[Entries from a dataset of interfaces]
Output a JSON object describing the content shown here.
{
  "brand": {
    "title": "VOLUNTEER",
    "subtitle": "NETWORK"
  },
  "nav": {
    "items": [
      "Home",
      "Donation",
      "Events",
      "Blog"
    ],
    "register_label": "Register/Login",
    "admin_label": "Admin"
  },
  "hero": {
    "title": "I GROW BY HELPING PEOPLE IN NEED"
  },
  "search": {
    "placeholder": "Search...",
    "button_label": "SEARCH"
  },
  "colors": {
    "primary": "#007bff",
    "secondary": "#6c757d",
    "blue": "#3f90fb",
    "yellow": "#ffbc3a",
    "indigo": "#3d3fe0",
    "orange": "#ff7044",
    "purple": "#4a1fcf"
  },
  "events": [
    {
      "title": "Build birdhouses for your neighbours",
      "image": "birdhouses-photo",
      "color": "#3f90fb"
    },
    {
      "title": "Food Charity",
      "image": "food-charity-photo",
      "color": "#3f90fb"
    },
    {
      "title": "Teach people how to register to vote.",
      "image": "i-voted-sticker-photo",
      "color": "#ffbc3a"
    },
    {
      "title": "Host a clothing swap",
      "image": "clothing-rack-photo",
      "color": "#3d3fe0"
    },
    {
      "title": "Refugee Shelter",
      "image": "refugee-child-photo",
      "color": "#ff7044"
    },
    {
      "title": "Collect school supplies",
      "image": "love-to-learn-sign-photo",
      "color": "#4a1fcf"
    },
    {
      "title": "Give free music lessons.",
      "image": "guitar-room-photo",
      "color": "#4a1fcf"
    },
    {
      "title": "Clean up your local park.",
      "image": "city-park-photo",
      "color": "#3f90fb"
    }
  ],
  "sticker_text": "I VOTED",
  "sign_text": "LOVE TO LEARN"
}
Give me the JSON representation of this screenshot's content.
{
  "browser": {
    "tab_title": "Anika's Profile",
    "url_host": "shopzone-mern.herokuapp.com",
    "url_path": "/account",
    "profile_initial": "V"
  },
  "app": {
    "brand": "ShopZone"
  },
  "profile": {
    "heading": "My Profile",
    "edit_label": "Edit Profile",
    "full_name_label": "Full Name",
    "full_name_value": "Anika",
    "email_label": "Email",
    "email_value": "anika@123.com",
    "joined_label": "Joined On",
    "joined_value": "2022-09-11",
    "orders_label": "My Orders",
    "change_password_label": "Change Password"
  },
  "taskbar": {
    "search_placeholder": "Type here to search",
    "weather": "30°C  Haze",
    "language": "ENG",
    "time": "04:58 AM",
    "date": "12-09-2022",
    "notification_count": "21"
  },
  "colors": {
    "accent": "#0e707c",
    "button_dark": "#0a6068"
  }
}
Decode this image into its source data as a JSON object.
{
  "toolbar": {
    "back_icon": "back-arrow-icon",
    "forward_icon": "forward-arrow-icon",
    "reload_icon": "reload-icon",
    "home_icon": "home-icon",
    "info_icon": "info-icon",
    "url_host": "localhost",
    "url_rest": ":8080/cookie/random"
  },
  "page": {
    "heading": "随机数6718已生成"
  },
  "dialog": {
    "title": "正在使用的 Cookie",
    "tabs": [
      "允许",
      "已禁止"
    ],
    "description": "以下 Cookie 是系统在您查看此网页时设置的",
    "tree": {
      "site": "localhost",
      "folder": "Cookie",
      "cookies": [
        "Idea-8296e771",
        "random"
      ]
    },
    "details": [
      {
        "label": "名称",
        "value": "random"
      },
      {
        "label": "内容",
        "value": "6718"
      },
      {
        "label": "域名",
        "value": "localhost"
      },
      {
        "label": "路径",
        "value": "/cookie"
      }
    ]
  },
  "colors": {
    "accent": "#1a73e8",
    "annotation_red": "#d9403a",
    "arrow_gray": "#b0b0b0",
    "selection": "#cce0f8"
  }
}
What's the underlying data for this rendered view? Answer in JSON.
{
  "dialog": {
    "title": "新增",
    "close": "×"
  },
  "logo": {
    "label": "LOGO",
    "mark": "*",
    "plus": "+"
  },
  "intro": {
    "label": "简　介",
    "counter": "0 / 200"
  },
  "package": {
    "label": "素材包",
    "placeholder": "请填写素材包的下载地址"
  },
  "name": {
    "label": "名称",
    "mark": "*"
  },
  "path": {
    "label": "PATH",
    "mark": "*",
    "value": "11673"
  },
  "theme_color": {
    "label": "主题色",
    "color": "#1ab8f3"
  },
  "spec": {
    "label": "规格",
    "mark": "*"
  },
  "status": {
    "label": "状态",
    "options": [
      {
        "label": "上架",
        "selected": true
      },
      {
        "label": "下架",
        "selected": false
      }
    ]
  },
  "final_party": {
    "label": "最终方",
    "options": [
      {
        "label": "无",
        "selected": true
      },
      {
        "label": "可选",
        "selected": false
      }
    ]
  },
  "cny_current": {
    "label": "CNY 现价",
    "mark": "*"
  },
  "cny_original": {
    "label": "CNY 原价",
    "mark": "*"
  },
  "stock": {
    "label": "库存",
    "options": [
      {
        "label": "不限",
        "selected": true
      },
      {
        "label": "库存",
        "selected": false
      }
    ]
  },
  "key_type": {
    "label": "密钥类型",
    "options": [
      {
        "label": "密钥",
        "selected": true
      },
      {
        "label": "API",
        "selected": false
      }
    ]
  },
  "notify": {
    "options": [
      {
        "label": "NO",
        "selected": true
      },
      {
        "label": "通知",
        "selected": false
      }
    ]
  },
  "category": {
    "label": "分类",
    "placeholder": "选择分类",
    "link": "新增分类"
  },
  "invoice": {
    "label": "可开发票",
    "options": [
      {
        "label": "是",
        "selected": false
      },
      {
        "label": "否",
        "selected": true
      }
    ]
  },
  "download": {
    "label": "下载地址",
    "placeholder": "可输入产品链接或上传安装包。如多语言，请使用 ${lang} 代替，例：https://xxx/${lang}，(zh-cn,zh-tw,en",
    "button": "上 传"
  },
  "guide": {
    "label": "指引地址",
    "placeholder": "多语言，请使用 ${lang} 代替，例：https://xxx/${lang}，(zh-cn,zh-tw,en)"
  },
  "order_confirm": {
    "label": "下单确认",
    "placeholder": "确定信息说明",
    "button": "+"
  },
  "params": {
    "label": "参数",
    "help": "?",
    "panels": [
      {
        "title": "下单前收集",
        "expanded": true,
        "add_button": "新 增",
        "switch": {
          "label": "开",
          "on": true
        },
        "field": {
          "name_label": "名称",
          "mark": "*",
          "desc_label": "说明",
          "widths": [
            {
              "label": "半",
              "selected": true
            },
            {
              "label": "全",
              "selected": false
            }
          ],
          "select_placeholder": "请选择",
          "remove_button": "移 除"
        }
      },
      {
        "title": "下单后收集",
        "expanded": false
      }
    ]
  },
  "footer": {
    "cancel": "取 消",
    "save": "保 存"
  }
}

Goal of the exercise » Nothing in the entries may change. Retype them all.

Written reply »
Output a JSON object describing the content shown here.
{
  "brand": {
    "title": "VOLUNTEER",
    "subtitle": "NETWORK"
  },
  "nav": {
    "items": [
      "Home",
      "Donation",
      "Events",
      "Blog"
    ],
    "register_label": "Register/Login",
    "admin_label": "Admin"
  },
  "hero": {
    "title": "I GROW BY HELPING PEOPLE IN NEED"
  },
  "search": {
    "placeholder": "Search...",
    "button_label": "SEARCH"
  },
  "colors": {
    "primary": "#007bff",
    "secondary": "#6c757d",
    "blue": "#3f90fb",
    "yellow": "#ffbc3a",
    "indigo": "#3d3fe0",
    "orange": "#ff7044",
    "purple": "#4a1fcf"
  },
  "events": [
    {
      "title": "Build birdhouses for your neighbours",
      "image": "birdhouses-photo",
      "color": "#3f90fb"
    },
    {
      "title": "Food Charity",
      "image": "food-charity-photo",
      "color": "#3f90fb"
    },
    {
      "title": "Teach people how to register to vote.",
      "image": "i-voted-sticker-photo",
      "color": "#ffbc3a"
    },
    {
      "title": "Host a clothing swap",
      "image": "clothing-rack-photo",
      "color": "#3d3fe0"
    },
    {
      "title": "Refugee Shelter",
      "image": "refugee-child-photo",
      "color": "#ff7044"
    },
    {
      "title": "Collect school supplies",
      "image": "love-to-learn-sign-photo",
      "color": "#4a1fcf"
    },
    {
      "title": "Give free music lessons.",
      "image": "guitar-room-photo",
      "color": "#4a1fcf"
    },
    {
      "title": "Clean up your local park.",
      "image": "city-park-photo",
      "color": "#3f90fb"
    }
  ],
  "sticker_text": "I VOTED",
  "sign_text": "LOVE TO LEARN"
}
Give me the JSON representation of this screenshot's content.
{
  "browser": {
    "tab_title": "Anika's Profile",
    "url_host": "shopzone-mern.herokuapp.com",
    "url_path": "/account",
    "profile_initial": "V"
  },
  "app": {
    "brand": "ShopZone"
  },
  "profile": {
    "heading": "My Profile",
    "edit_label": "Edit Profile",
    "full_name_label": "Full Name",
    "full_name_value": "Anika",
    "email_label": "Email",
    "email_value": "anika@123.com",
    "joined_label": "Joined On",
    "joined_value": "2022-09-11",
    "orders_label": "My Orders",
    "change_password_label": "Change Password"
  },
  "taskbar": {
    "search_placeholder": "Type here to search",
    "weather": "30°C  Haze",
    "language": "ENG",
    "time": "04:58 AM",
    "date": "12-09-2022",
    "notification_count": "21"
  },
  "colors": {
    "accent": "#0e707c",
    "button_dark": "#0a6068"
  }
}
Decode this image into its source data as a JSON object.
{
  "toolbar": {
    "back_icon": "back-arrow-icon",
    "forward_icon": "forward-arrow-icon",
    "reload_icon": "reload-icon",
    "home_icon": "home-icon",
    "info_icon": "info-icon",
    "url_host": "localhost",
    "url_rest": ":8080/cookie/random"
  },
  "page": {
    "heading": "随机数6718已生成"
  },
  "dialog": {
    "title": "正在使用的 Cookie",
    "tabs": [
      "允许",
      "已禁止"
    ],
    "description": "以下 Cookie 是系统在您查看此网页时设置的",
    "tree": {
      "site": "localhost",
      "folder": "Cookie",
      "cookies": [
        "Idea-8296e771",
        "random"
      ]
    },
    "details": [
      {
        "label": "名称",
        "value": "random"
      },
      {
        "label": "内容",
        "value": "6718"
      },
      {
        "label": "域名",
        "value": "localhost"
      },
      {
        "label": "路径",
        "value": "/cookie"
      }
    ]
  },
  "colors": {
    "accent": "#1a73e8",
    "annotation_red": "#d9403a",
    "arrow_gray": "#b0b0b0",
    "selection": "#cce0f8"
  }
}
What's the underlying data for this rendered view? Answer in JSON.
{
  "dialog": {
    "title": "新增",
    "close": "×"
  },
  "logo": {
    "label": "LOGO",
    "mark": "*",
    "plus": "+"
  },
  "intro": {
    "label": "简　介",
    "counter": "0 / 200"
  },
  "package": {
    "label": "素材包",
    "placeholder": "请填写素材包的下载地址"
  },
  "name": {
    "label": "名称",
    "mark": "*"
  },
  "path": {
    "label": "PATH",
    "mark": "*",
    "value": "11673"
  },
  "theme_color": {
    "label": "主题色",
    "color": "#1ab8f3"
  },
  "spec": {
    "label": "规格",
    "mark": "*"
  },
  "status": {
    "label": "状态",
    "options": [
      {
        "label": "上架",
        "selected": true
      },
      {
        "label": "下架",
        "selected": false
      }
    ]
  },
  "final_party": {
    "label": "最终方",
    "options": [
      {
        "label": "无",
        "selected": true
      },
      {
        "label": "可选",
        "selected": false
      }
    ]
  },
  "cny_current": {
    "label": "CNY 现价",
    "mark": "*"
  },
  "cny_original": {
    "label": "CNY 原价",
    "mark": "*"
  },
  "stock": {
    "label": "库存",
    "options": [
      {
        "label": "不限",
        "selected": true
      },
      {
        "label": "库存",
        "selected": false
      }
    ]
  },
  "key_type": {
    "label": "密钥类型",
    "options": [
      {
        "label": "密钥",
        "selected": true
      },
      {
        "label": "API",
        "selected": false
      }
    ]
  },
  "notify": {
    "options": [
      {
        "label": "NO",
        "selected": true
      },
      {
        "label": "通知",
        "selected": false
      }
    ]
  },
  "category": {
    "label": "分类",
    "placeholder": "选择分类",
    "link": "新增分类"
  },
  "invoice": {
    "label": "可开发票",
    "options": [
      {
        "label": "是",
        "selected": false
      },
      {
        "label": "否",
        "selected": true
      }
    ]
  },
  "download": {
    "label": "下载地址",
    "placeholder": "可输入产品链接或上传安装包。如多语言，请使用 ${lang} 代替，例：https://xxx/${lang}，(zh-cn,zh-tw,en",
    "button": "上 传"
  },
  "guide": {
    "label": "指引地址",
    "placeholder": "多语言，请使用 ${lang} 代替，例：https://xxx/${lang}，(zh-cn,zh-tw,en)"
  },
  "order_confirm": {
    "label": "下单确认",
    "placeholder": "确定信息说明",
    "button": "+"
  },
  "params": {
    "label": "参数",
    "help": "?",
    "panels": [
      {
        "title": "下单前收集",
        "expanded": true,
        "add_button": "新 增",
        "switch": {
          "label": "开",
          "on": true
        },
        "field": {
          "name_label": "名称",
          "mark": "*",
          "desc_label": "说明",
          "widths": [
            {
              "label": "半",
              "selected": true
            },
            {
              "label": "全",
              "selected": false
            }
          ],
          "select_placeholder": "请选择",
          "remove_button": "移 除"
        }
      },
      {
        "title": "下单后收集",
        "expanded": false
      }
    ]
  },
  "footer": {
    "cancel": "取 消",
    "save": "保 存"
  }
}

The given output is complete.